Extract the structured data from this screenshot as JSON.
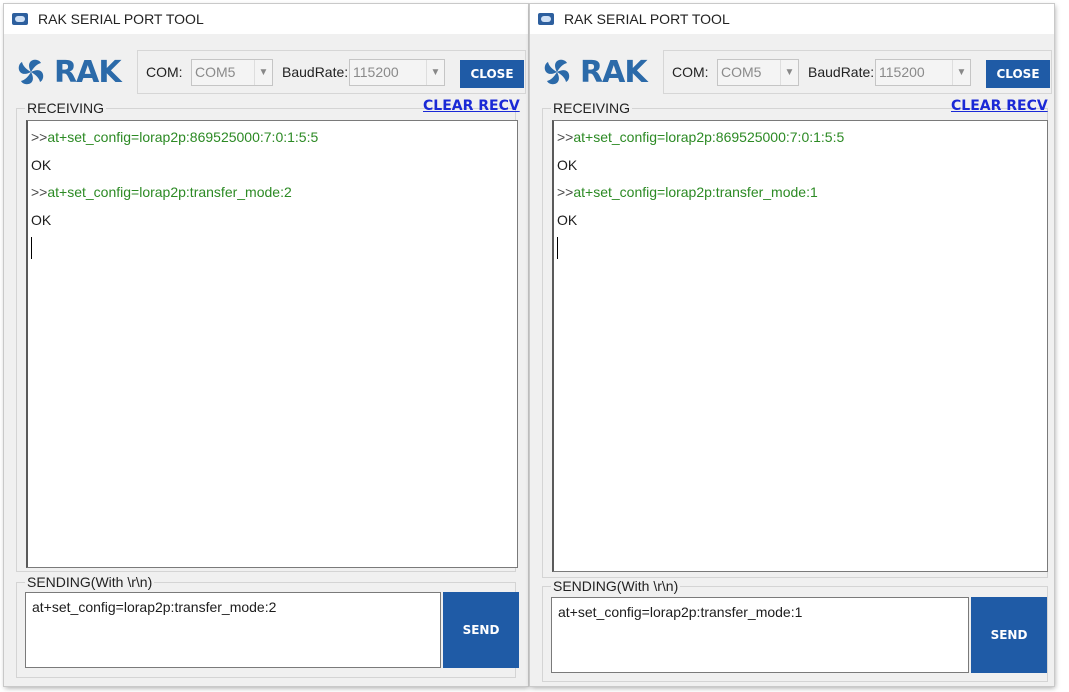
{
  "windows": [
    {
      "title": "RAK SERIAL PORT TOOL",
      "logo_text": "RAK",
      "com_label": "COM:",
      "com_value": "COM5",
      "baud_label": "BaudRate:",
      "baud_value": "115200",
      "close_label": "CLOSE",
      "receiving_label": "RECEIVING",
      "clear_label": "CLEAR RECV",
      "receive_lines": [
        {
          "prefix": ">>",
          "text": "at+set_config=lorap2p:869525000:7:0:1:5:5"
        },
        {
          "text": "OK"
        },
        {
          "prefix": ">>",
          "text": "at+set_config=lorap2p:transfer_mode:2"
        },
        {
          "text": "OK"
        }
      ],
      "sending_label": "SENDING(With \\r\\n)",
      "send_value": "at+set_config=lorap2p:transfer_mode:2",
      "send_label": "SEND"
    },
    {
      "title": "RAK SERIAL PORT TOOL",
      "logo_text": "RAK",
      "com_label": "COM:",
      "com_value": "COM5",
      "baud_label": "BaudRate:",
      "baud_value": "115200",
      "close_label": "CLOSE",
      "receiving_label": "RECEIVING",
      "clear_label": "CLEAR RECV",
      "receive_lines": [
        {
          "prefix": ">>",
          "text": "at+set_config=lorap2p:869525000:7:0:1:5:5"
        },
        {
          "text": "OK"
        },
        {
          "prefix": ">>",
          "text": "at+set_config=lorap2p:transfer_mode:1"
        },
        {
          "text": "OK"
        }
      ],
      "sending_label": "SENDING(With \\r\\n)",
      "send_value": "at+set_config=lorap2p:transfer_mode:1",
      "send_label": "SEND"
    }
  ],
  "colors": {
    "accent": "#1f5ba6",
    "logo": "#2b6aa9",
    "command_text": "#2c8a24",
    "link": "#1a29d6"
  },
  "icons": {
    "app": "serial-port-app-icon",
    "logo": "rak-logo-icon",
    "dropdown": "chevron-down-icon"
  }
}
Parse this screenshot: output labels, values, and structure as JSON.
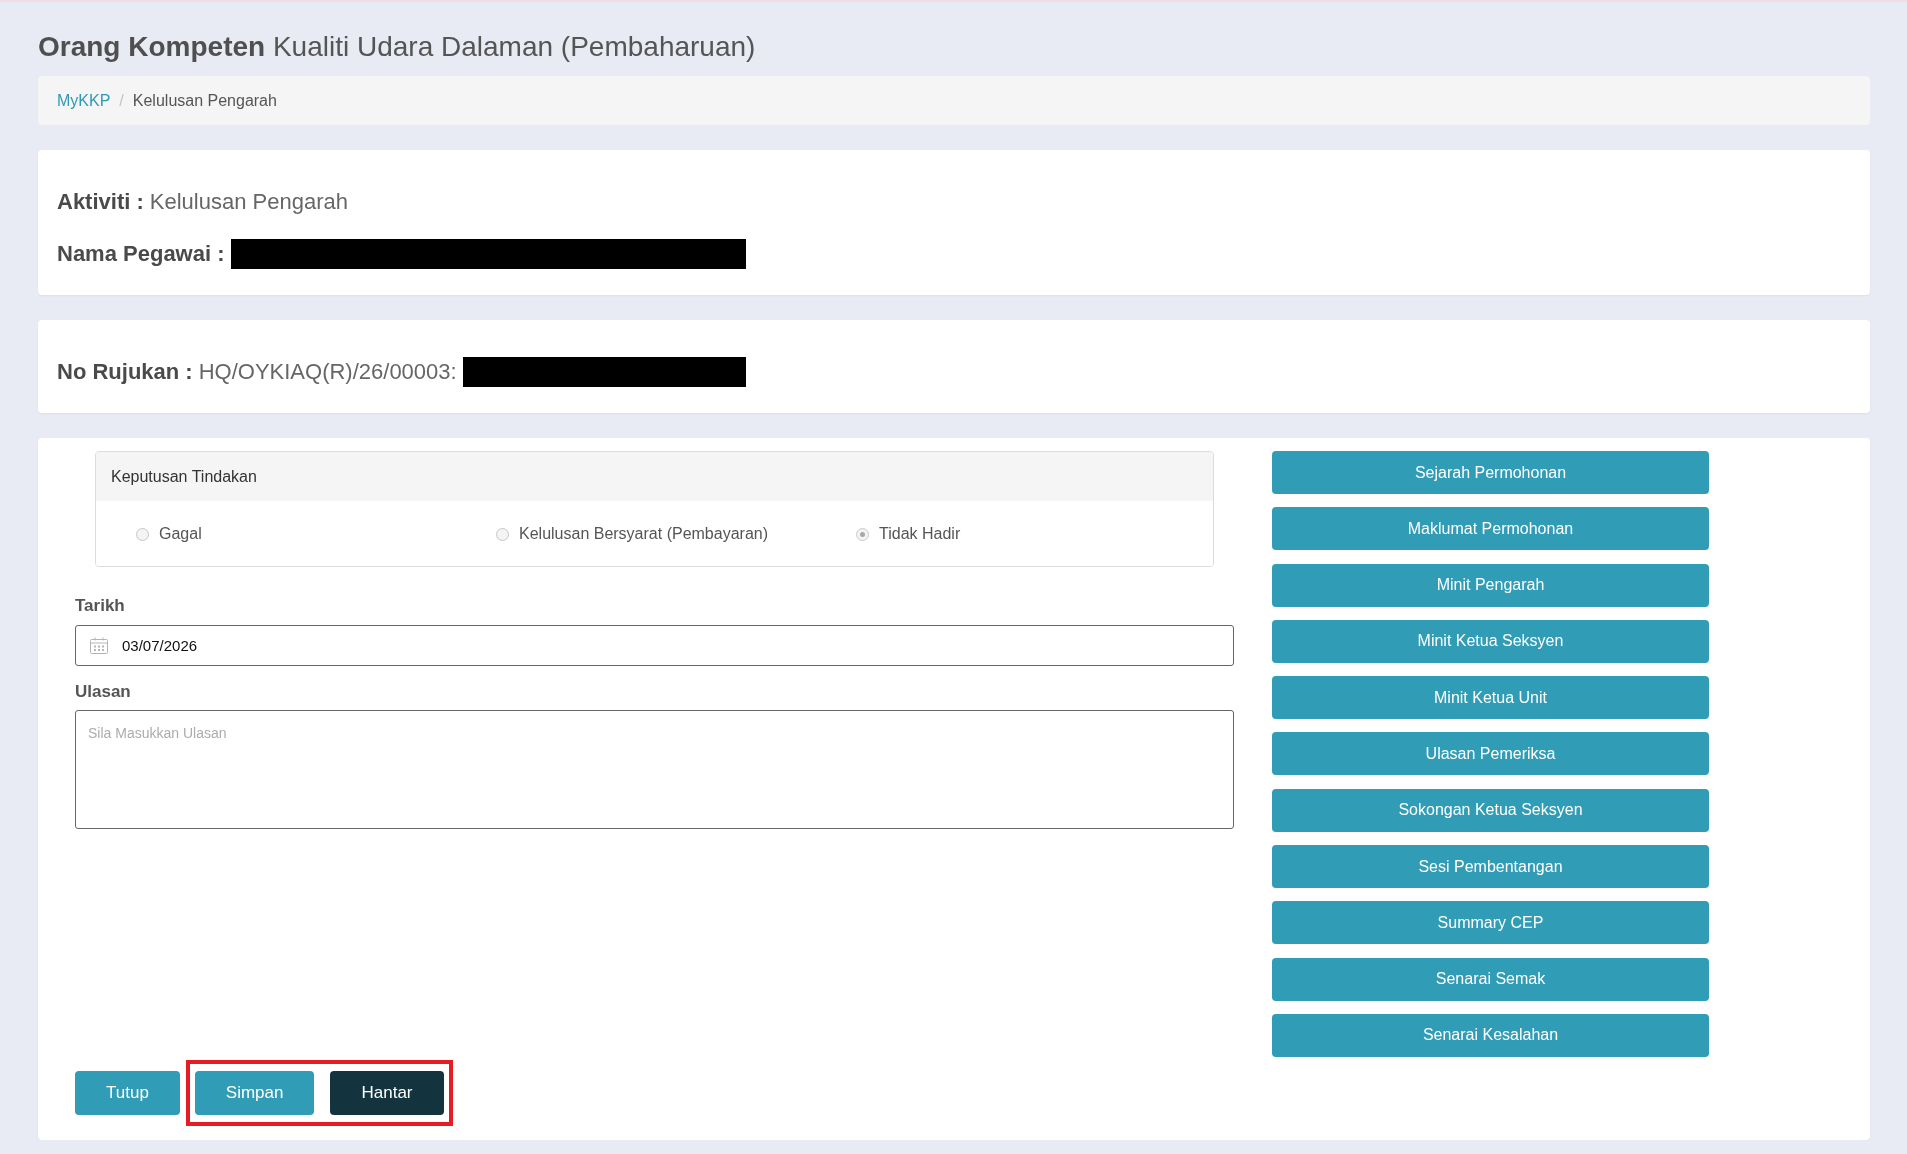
{
  "page_title": {
    "bold": "Orang Kompeten",
    "rest": "Kualiti Udara Dalaman (Pembaharuan)"
  },
  "breadcrumb": {
    "separator": "/",
    "items": [
      {
        "label": "MyKKP",
        "kind": "link"
      },
      {
        "label": "Kelulusan Pengarah",
        "kind": "current"
      }
    ]
  },
  "cards": [
    {
      "fields": [
        {
          "label": "Aktiviti :",
          "value": "Kelulusan Pengarah"
        },
        {
          "label": "Nama Pegawai :",
          "redacted": true
        }
      ]
    },
    {
      "fields": [
        {
          "label": "No Rujukan :",
          "value": "HQ/OYKIAQ(R)/26/00003:",
          "redacted": true
        }
      ]
    }
  ],
  "decision_panel": {
    "title": "Keputusan Tindakan",
    "options": [
      {
        "label": "Gagal",
        "selected": false
      },
      {
        "label": "Kelulusan Bersyarat (Pembayaran)",
        "selected": false
      },
      {
        "label": "Tidak Hadir",
        "selected": true
      }
    ]
  },
  "date_field": {
    "label": "Tarikh",
    "value": "03/07/2026"
  },
  "remarks_field": {
    "label": "Ulasan",
    "placeholder": "Sila Masukkan Ulasan"
  },
  "side_buttons": [
    "Sejarah Permohonan",
    "Maklumat Permohonan",
    "Minit Pengarah",
    "Minit Ketua Seksyen",
    "Minit Ketua Unit",
    "Ulasan Pemeriksa",
    "Sokongan Ketua Seksyen",
    "Sesi Pembentangan",
    "Summary CEP",
    "Senarai Semak",
    "Senarai Kesalahan"
  ],
  "actions": [
    {
      "label": "Tutup",
      "kind": "primary",
      "highlighted": false
    },
    {
      "label": "Simpan",
      "kind": "primary",
      "highlighted": true
    },
    {
      "label": "Hantar",
      "kind": "dark",
      "highlighted": true
    }
  ]
}
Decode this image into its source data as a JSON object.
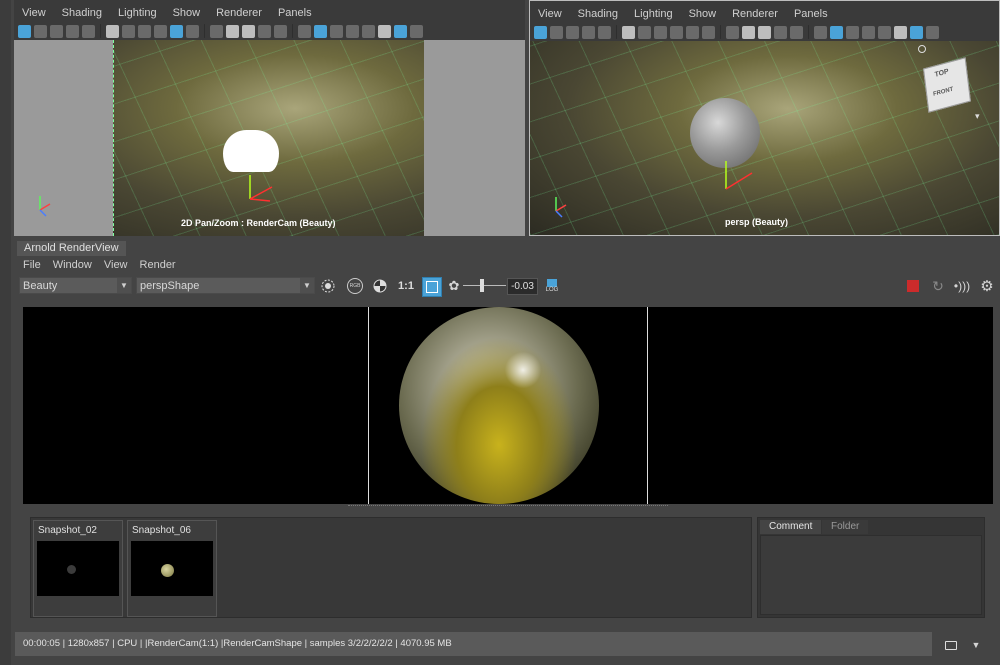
{
  "viewport_left": {
    "menu": [
      "View",
      "Shading",
      "Lighting",
      "Show",
      "Renderer",
      "Panels"
    ],
    "camera_label": "2D Pan/Zoom : RenderCam (Beauty)"
  },
  "viewport_right": {
    "menu": [
      "View",
      "Shading",
      "Lighting",
      "Show",
      "Renderer",
      "Panels"
    ],
    "camera_label": "persp (Beauty)",
    "viewcube_top": "TOP",
    "viewcube_front": "FRONT"
  },
  "renderview": {
    "title": "Arnold RenderView",
    "menu": [
      "File",
      "Window",
      "View",
      "Render"
    ],
    "aov_select": "Beauty",
    "camera_select": "perspShape",
    "rgb_label": "RGB",
    "ratio_label": "1:1",
    "exposure_value": "-0.03",
    "exposure_level": 0.45,
    "log_label": "LOG"
  },
  "snapshots": [
    {
      "label": "Snapshot_02"
    },
    {
      "label": "Snapshot_06"
    }
  ],
  "side_tabs": [
    "Comment",
    "Folder"
  ],
  "status_text": "00:00:05 | 1280x857 | CPU | |RenderCam(1:1) |RenderCamShape | samples 3/2/2/2/2/2 | 4070.95 MB",
  "colors": {
    "accent": "#4aa3d8",
    "stop_render": "#cc2b2b",
    "grid": "#7effa0"
  }
}
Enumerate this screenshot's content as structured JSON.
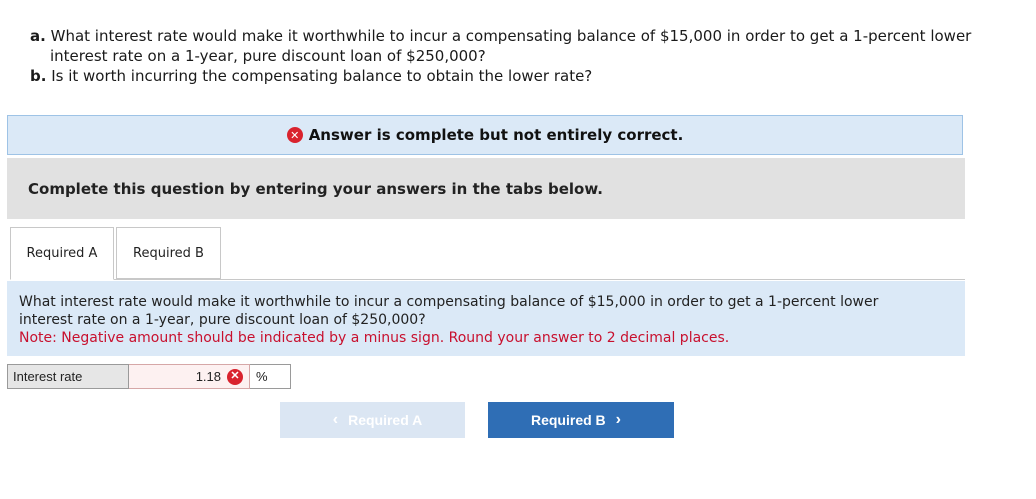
{
  "question": {
    "a_prefix": "a.",
    "a_line1": "What interest rate would make it worthwhile to incur a compensating balance of $15,000 in order to get a 1-percent lower",
    "a_line2": "interest rate on a 1-year, pure discount loan of $250,000?",
    "b_prefix": "b.",
    "b_line": "Is it worth incurring the compensating balance to obtain the lower rate?"
  },
  "banner": {
    "icon": "x-circle-icon",
    "text": "Answer is complete but not entirely correct.",
    "icon_color": "#d9232e"
  },
  "instructions": "Complete this question by entering your answers in the tabs below.",
  "tabs": [
    {
      "label": "Required A",
      "active": true
    },
    {
      "label": "Required B",
      "active": false
    }
  ],
  "panel": {
    "line1": "What interest rate would make it worthwhile to incur a compensating balance of $15,000 in order to get a 1-percent lower",
    "line2": "interest rate on a 1-year, pure discount loan of $250,000?",
    "note": "Note: Negative amount should be indicated by a minus sign. Round your answer to 2 decimal places."
  },
  "answer": {
    "label": "Interest rate",
    "value": "1.18",
    "unit": "%",
    "status": "incorrect"
  },
  "nav": {
    "prev_label": "Required A",
    "next_label": "Required B",
    "next_color": "#2f6eb5"
  }
}
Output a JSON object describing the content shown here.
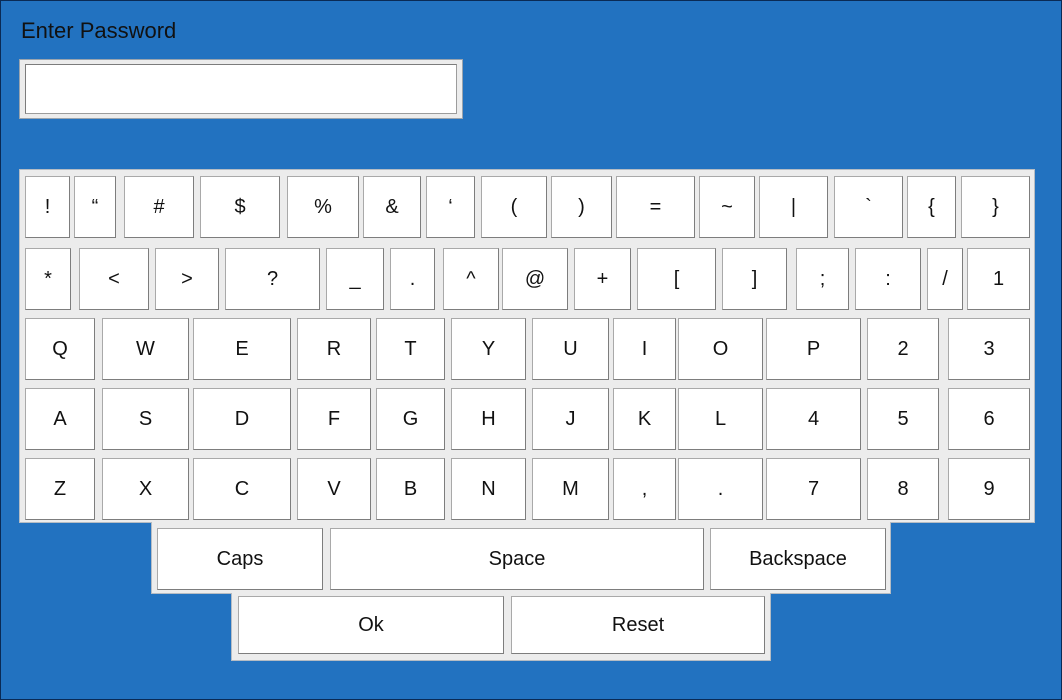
{
  "header": {
    "title": "Enter Password"
  },
  "password": {
    "value": ""
  },
  "keyboard": {
    "rows": [
      [
        "!",
        "“",
        "#",
        "$",
        "%",
        "&",
        "‘",
        "(",
        ")",
        "=",
        "~",
        "|",
        "`",
        "{",
        "}"
      ],
      [
        "*",
        "<",
        ">",
        "?",
        "_",
        ".",
        "^",
        "@",
        "+",
        "[",
        "]",
        ";",
        ":",
        "/",
        "1"
      ],
      [
        "Q",
        "W",
        "E",
        "R",
        "T",
        "Y",
        "U",
        "I",
        "O",
        "P",
        "2",
        "3"
      ],
      [
        "A",
        "S",
        "D",
        "F",
        "G",
        "H",
        "J",
        "K",
        "L",
        "4",
        "5",
        "6"
      ],
      [
        "Z",
        "X",
        "C",
        "V",
        "B",
        "N",
        "M",
        ",",
        ".",
        "7",
        "8",
        "9"
      ]
    ]
  },
  "controls": {
    "caps": "Caps",
    "space": "Space",
    "backspace": "Backspace",
    "ok": "Ok",
    "reset": "Reset"
  }
}
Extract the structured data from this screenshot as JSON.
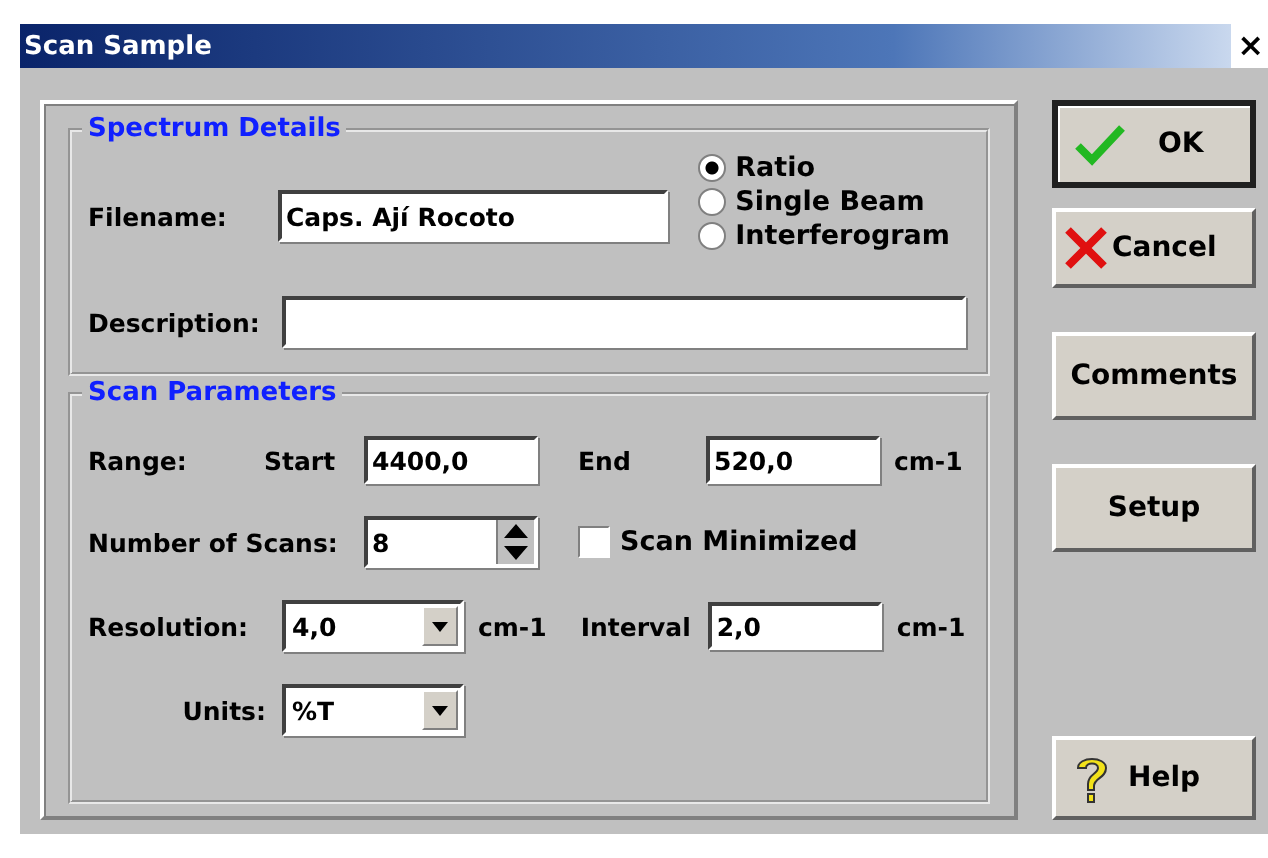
{
  "window": {
    "title": "Scan Sample",
    "close": "×"
  },
  "spectrum_details": {
    "title": "Spectrum Details",
    "filename": {
      "label": "Filename:",
      "value": "Caps. Ají Rocoto"
    },
    "description": {
      "label": "Description:"
    },
    "mode": [
      {
        "label": "Ratio",
        "selected": true
      },
      {
        "label": "Single Beam",
        "selected": false
      },
      {
        "label": "Interferogram",
        "selected": false
      }
    ]
  },
  "scan_parameters": {
    "title": "Scan Parameters",
    "range_label": "Range:",
    "start": {
      "label": "Start",
      "value": "4400,0"
    },
    "end": {
      "label": "End",
      "value": "520,0",
      "unit": "cm-1"
    },
    "scans": {
      "label": "Number of Scans:",
      "value": "8"
    },
    "scan_minimized": {
      "label": "Scan Minimized",
      "checked": false
    },
    "resolution": {
      "label": "Resolution:",
      "value": "4,0",
      "unit": "cm-1"
    },
    "interval": {
      "label": "Interval",
      "value": "2,0",
      "unit": "cm-1"
    },
    "units": {
      "label": "Units:",
      "value": "%T"
    }
  },
  "buttons": [
    {
      "label": "OK",
      "kind": "ok",
      "default": true
    },
    {
      "label": "Cancel",
      "kind": "cancel",
      "default": false
    },
    {
      "label": "Comments",
      "kind": "plain",
      "default": false
    },
    {
      "label": "Setup",
      "kind": "plain",
      "default": false
    },
    {
      "label": "Help",
      "kind": "help",
      "default": false
    }
  ]
}
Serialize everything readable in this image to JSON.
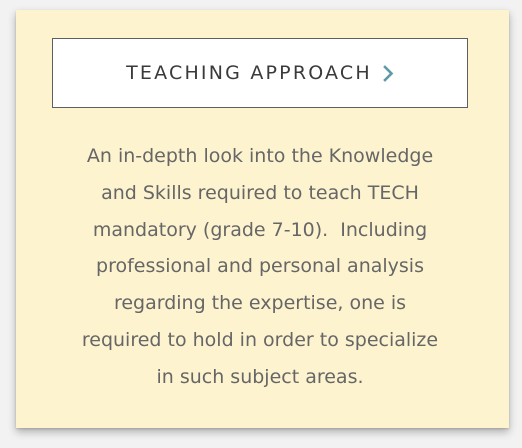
{
  "card": {
    "button_label": "TEACHING APPROACH",
    "button_icon": "chevron-right-icon",
    "accent_color": "#5e9aa6",
    "background_color": "#fdf3cf",
    "description_lines": [
      "An in-depth look into the Knowledge",
      "and Skills required to teach TECH",
      "mandatory (grade 7-10).  Including",
      "professional and personal analysis",
      "regarding the expertise, one is",
      "required to hold in order to specialize",
      "in such subject areas."
    ]
  }
}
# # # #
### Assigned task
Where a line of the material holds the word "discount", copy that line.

### Reply
    "a_line2": "interest rate on a 1-year, pure discount loan of $250,000?",
    "line2": "interest rate on a 1-year, pure discount loan of $250,000?",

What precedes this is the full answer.